• PROBLEM TO WORK ON:
Please give the listing again, word for word, with nothing left out.
────────────────────────────────────────
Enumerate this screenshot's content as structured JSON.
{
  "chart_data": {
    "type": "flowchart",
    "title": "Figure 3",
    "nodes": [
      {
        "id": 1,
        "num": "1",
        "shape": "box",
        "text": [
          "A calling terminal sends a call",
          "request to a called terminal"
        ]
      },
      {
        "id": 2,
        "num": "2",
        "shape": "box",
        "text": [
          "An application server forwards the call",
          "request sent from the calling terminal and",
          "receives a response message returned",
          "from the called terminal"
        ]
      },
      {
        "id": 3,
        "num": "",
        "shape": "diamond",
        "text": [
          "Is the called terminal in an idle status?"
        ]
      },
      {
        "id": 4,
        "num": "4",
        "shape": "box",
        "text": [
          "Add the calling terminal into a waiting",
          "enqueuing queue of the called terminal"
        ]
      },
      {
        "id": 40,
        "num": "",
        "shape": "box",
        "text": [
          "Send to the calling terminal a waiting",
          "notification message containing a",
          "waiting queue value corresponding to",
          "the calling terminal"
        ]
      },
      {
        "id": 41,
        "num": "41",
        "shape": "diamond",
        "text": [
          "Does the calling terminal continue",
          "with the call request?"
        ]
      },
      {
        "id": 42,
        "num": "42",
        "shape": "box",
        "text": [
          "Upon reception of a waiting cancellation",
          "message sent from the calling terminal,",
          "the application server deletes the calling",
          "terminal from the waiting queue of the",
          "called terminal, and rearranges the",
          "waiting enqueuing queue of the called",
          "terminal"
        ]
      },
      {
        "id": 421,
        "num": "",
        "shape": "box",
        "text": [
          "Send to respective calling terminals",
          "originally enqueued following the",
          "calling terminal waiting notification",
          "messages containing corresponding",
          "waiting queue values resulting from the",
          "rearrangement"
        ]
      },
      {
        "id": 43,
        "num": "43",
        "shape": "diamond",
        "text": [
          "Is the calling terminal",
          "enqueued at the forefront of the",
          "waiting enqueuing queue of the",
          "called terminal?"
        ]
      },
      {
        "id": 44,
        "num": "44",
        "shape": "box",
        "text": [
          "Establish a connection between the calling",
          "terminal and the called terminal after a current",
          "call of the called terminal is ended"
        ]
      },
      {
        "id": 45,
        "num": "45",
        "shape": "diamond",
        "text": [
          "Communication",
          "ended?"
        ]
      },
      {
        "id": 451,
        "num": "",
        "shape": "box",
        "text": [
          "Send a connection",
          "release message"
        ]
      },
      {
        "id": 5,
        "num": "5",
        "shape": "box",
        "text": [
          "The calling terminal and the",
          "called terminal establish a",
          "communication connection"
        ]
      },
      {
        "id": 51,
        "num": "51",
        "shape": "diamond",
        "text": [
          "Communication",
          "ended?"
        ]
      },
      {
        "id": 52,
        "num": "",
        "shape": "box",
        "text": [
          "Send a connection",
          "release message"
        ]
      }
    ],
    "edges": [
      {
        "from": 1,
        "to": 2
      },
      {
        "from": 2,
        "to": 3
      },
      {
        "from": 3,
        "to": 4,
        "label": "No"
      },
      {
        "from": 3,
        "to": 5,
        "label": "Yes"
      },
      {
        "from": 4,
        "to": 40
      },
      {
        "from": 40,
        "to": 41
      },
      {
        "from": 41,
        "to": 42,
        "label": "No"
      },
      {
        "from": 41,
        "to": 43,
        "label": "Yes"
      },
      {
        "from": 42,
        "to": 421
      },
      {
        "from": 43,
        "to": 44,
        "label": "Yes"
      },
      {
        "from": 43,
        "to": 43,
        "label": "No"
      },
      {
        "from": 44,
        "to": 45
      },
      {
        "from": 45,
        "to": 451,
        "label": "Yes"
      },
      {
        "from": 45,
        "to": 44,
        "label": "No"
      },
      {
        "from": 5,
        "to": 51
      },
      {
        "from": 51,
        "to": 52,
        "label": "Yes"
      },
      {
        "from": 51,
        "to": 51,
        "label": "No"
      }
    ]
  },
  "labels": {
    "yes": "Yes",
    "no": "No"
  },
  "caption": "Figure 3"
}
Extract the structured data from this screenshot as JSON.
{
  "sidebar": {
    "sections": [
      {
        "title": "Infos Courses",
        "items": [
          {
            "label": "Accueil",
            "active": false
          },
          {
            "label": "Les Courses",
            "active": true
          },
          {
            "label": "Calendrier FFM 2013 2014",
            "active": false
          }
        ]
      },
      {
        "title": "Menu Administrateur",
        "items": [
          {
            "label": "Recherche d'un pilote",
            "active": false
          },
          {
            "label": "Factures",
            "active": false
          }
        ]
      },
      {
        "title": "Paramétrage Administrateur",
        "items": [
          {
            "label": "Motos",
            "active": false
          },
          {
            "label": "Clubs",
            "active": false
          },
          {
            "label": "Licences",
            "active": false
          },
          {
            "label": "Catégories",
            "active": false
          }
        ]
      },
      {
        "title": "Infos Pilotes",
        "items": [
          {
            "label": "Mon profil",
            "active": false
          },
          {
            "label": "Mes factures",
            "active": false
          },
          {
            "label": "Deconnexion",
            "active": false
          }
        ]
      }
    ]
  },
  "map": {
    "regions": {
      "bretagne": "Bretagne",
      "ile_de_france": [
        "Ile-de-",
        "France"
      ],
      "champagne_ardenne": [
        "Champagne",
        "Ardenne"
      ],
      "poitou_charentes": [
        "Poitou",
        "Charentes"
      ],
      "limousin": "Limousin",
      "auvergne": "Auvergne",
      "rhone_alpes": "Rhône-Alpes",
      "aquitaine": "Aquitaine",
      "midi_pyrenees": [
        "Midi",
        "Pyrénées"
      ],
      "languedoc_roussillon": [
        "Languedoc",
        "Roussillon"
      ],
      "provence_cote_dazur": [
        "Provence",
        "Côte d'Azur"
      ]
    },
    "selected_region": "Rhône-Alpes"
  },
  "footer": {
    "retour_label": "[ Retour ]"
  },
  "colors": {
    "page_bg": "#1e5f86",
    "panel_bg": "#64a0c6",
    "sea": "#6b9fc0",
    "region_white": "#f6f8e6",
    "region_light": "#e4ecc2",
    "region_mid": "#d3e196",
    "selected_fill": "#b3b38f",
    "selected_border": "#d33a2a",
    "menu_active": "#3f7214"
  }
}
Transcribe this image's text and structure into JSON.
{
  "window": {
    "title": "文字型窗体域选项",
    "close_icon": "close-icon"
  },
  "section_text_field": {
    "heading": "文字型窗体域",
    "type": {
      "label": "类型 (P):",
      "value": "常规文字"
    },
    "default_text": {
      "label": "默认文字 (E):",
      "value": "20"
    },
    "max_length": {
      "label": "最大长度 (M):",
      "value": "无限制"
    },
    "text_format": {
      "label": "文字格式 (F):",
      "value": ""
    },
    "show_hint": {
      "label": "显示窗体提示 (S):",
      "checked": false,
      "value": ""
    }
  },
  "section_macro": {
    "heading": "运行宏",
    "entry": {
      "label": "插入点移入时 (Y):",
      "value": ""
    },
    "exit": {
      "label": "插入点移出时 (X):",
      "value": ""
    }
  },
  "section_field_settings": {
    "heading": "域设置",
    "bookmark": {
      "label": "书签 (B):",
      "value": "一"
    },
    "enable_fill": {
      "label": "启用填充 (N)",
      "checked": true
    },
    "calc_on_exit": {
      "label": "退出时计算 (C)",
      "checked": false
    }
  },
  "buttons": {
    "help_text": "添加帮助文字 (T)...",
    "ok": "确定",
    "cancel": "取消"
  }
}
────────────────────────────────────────
• ANSWER FOR THIS EXERCISE:
Enumerate this screenshot's content as structured JSON.
{
  "chart_data": {
    "type": "flowchart",
    "title": "Figure 3",
    "nodes": [
      {
        "id": 1,
        "num": "1",
        "shape": "box",
        "text": [
          "A calling terminal sends a call",
          "request to a called terminal"
        ]
      },
      {
        "id": 2,
        "num": "2",
        "shape": "box",
        "text": [
          "An application server forwards the call",
          "request sent from the calling terminal and",
          "receives a response message returned",
          "from the called terminal"
        ]
      },
      {
        "id": 3,
        "num": "",
        "shape": "diamond",
        "text": [
          "Is the called terminal in an idle status?"
        ]
      },
      {
        "id": 4,
        "num": "4",
        "shape": "box",
        "text": [
          "Add the calling terminal into a waiting",
          "enqueuing queue of the called terminal"
        ]
      },
      {
        "id": 40,
        "num": "",
        "shape": "box",
        "text": [
          "Send to the calling terminal a waiting",
          "notification message containing a",
          "waiting queue value corresponding to",
          "the calling terminal"
        ]
      },
      {
        "id": 41,
        "num": "41",
        "shape": "diamond",
        "text": [
          "Does the calling terminal continue",
          "with the call request?"
        ]
      },
      {
        "id": 42,
        "num": "42",
        "shape": "box",
        "text": [
          "Upon reception of a waiting cancellation",
          "message sent from the calling terminal,",
          "the application server deletes the calling",
          "terminal from the waiting queue of the",
          "called terminal, and rearranges the",
          "waiting enqueuing queue of the called",
          "terminal"
        ]
      },
      {
        "id": 421,
        "num": "",
        "shape": "box",
        "text": [
          "Send to respective calling terminals",
          "originally enqueued following the",
          "calling terminal waiting notification",
          "messages containing corresponding",
          "waiting queue values resulting from the",
          "rearrangement"
        ]
      },
      {
        "id": 43,
        "num": "43",
        "shape": "diamond",
        "text": [
          "Is the calling terminal",
          "enqueued at the forefront of the",
          "waiting enqueuing queue of the",
          "called terminal?"
        ]
      },
      {
        "id": 44,
        "num": "44",
        "shape": "box",
        "text": [
          "Establish a connection between the calling",
          "terminal and the called terminal after a current",
          "call of the called terminal is ended"
        ]
      },
      {
        "id": 45,
        "num": "45",
        "shape": "diamond",
        "text": [
          "Communication",
          "ended?"
        ]
      },
      {
        "id": 451,
        "num": "",
        "shape": "box",
        "text": [
          "Send a connection",
          "release message"
        ]
      },
      {
        "id": 5,
        "num": "5",
        "shape": "box",
        "text": [
          "The calling terminal and the",
          "called terminal establish a",
          "communication connection"
        ]
      },
      {
        "id": 51,
        "num": "51",
        "shape": "diamond",
        "text": [
          "Communication",
          "ended?"
        ]
      },
      {
        "id": 52,
        "num": "",
        "shape": "box",
        "text": [
          "Send a connection",
          "release message"
        ]
      }
    ],
    "edges": [
      {
        "from": 1,
        "to": 2
      },
      {
        "from": 2,
        "to": 3
      },
      {
        "from": 3,
        "to": 4,
        "label": "No"
      },
      {
        "from": 3,
        "to": 5,
        "label": "Yes"
      },
      {
        "from": 4,
        "to": 40
      },
      {
        "from": 40,
        "to": 41
      },
      {
        "from": 41,
        "to": 42,
        "label": "No"
      },
      {
        "from": 41,
        "to": 43,
        "label": "Yes"
      },
      {
        "from": 42,
        "to": 421
      },
      {
        "from": 43,
        "to": 44,
        "label": "Yes"
      },
      {
        "from": 43,
        "to": 43,
        "label": "No"
      },
      {
        "from": 44,
        "to": 45
      },
      {
        "from": 45,
        "to": 451,
        "label": "Yes"
      },
      {
        "from": 45,
        "to": 44,
        "label": "No"
      },
      {
        "from": 5,
        "to": 51
      },
      {
        "from": 51,
        "to": 52,
        "label": "Yes"
      },
      {
        "from": 51,
        "to": 51,
        "label": "No"
      }
    ]
  },
  "labels": {
    "yes": "Yes",
    "no": "No"
  },
  "caption": "Figure 3"
}
Extract the structured data from this screenshot as JSON.
{
  "sidebar": {
    "sections": [
      {
        "title": "Infos Courses",
        "items": [
          {
            "label": "Accueil",
            "active": false
          },
          {
            "label": "Les Courses",
            "active": true
          },
          {
            "label": "Calendrier FFM 2013 2014",
            "active": false
          }
        ]
      },
      {
        "title": "Menu Administrateur",
        "items": [
          {
            "label": "Recherche d'un pilote",
            "active": false
          },
          {
            "label": "Factures",
            "active": false
          }
        ]
      },
      {
        "title": "Paramétrage Administrateur",
        "items": [
          {
            "label": "Motos",
            "active": false
          },
          {
            "label": "Clubs",
            "active": false
          },
          {
            "label": "Licences",
            "active": false
          },
          {
            "label": "Catégories",
            "active": false
          }
        ]
      },
      {
        "title": "Infos Pilotes",
        "items": [
          {
            "label": "Mon profil",
            "active": false
          },
          {
            "label": "Mes factures",
            "active": false
          },
          {
            "label": "Deconnexion",
            "active": false
          }
        ]
      }
    ]
  },
  "map": {
    "regions": {
      "bretagne": "Bretagne",
      "ile_de_france": [
        "Ile-de-",
        "France"
      ],
      "champagne_ardenne": [
        "Champagne",
        "Ardenne"
      ],
      "poitou_charentes": [
        "Poitou",
        "Charentes"
      ],
      "limousin": "Limousin",
      "auvergne": "Auvergne",
      "rhone_alpes": "Rhône-Alpes",
      "aquitaine": "Aquitaine",
      "midi_pyrenees": [
        "Midi",
        "Pyrénées"
      ],
      "languedoc_roussillon": [
        "Languedoc",
        "Roussillon"
      ],
      "provence_cote_dazur": [
        "Provence",
        "Côte d'Azur"
      ]
    },
    "selected_region": "Rhône-Alpes"
  },
  "footer": {
    "retour_label": "[ Retour ]"
  },
  "colors": {
    "page_bg": "#1e5f86",
    "panel_bg": "#64a0c6",
    "sea": "#6b9fc0",
    "region_white": "#f6f8e6",
    "region_light": "#e4ecc2",
    "region_mid": "#d3e196",
    "selected_fill": "#b3b38f",
    "selected_border": "#d33a2a",
    "menu_active": "#3f7214"
  }
}
Transcribe this image's text and structure into JSON.
{
  "window": {
    "title": "文字型窗体域选项",
    "close_icon": "close-icon"
  },
  "section_text_field": {
    "heading": "文字型窗体域",
    "type": {
      "label": "类型 (P):",
      "value": "常规文字"
    },
    "default_text": {
      "label": "默认文字 (E):",
      "value": "20"
    },
    "max_length": {
      "label": "最大长度 (M):",
      "value": "无限制"
    },
    "text_format": {
      "label": "文字格式 (F):",
      "value": ""
    },
    "show_hint": {
      "label": "显示窗体提示 (S):",
      "checked": false,
      "value": ""
    }
  },
  "section_macro": {
    "heading": "运行宏",
    "entry": {
      "label": "插入点移入时 (Y):",
      "value": ""
    },
    "exit": {
      "label": "插入点移出时 (X):",
      "value": ""
    }
  },
  "section_field_settings": {
    "heading": "域设置",
    "bookmark": {
      "label": "书签 (B):",
      "value": "一"
    },
    "enable_fill": {
      "label": "启用填充 (N)",
      "checked": true
    },
    "calc_on_exit": {
      "label": "退出时计算 (C)",
      "checked": false
    }
  },
  "buttons": {
    "help_text": "添加帮助文字 (T)...",
    "ok": "确定",
    "cancel": "取消"
  }
}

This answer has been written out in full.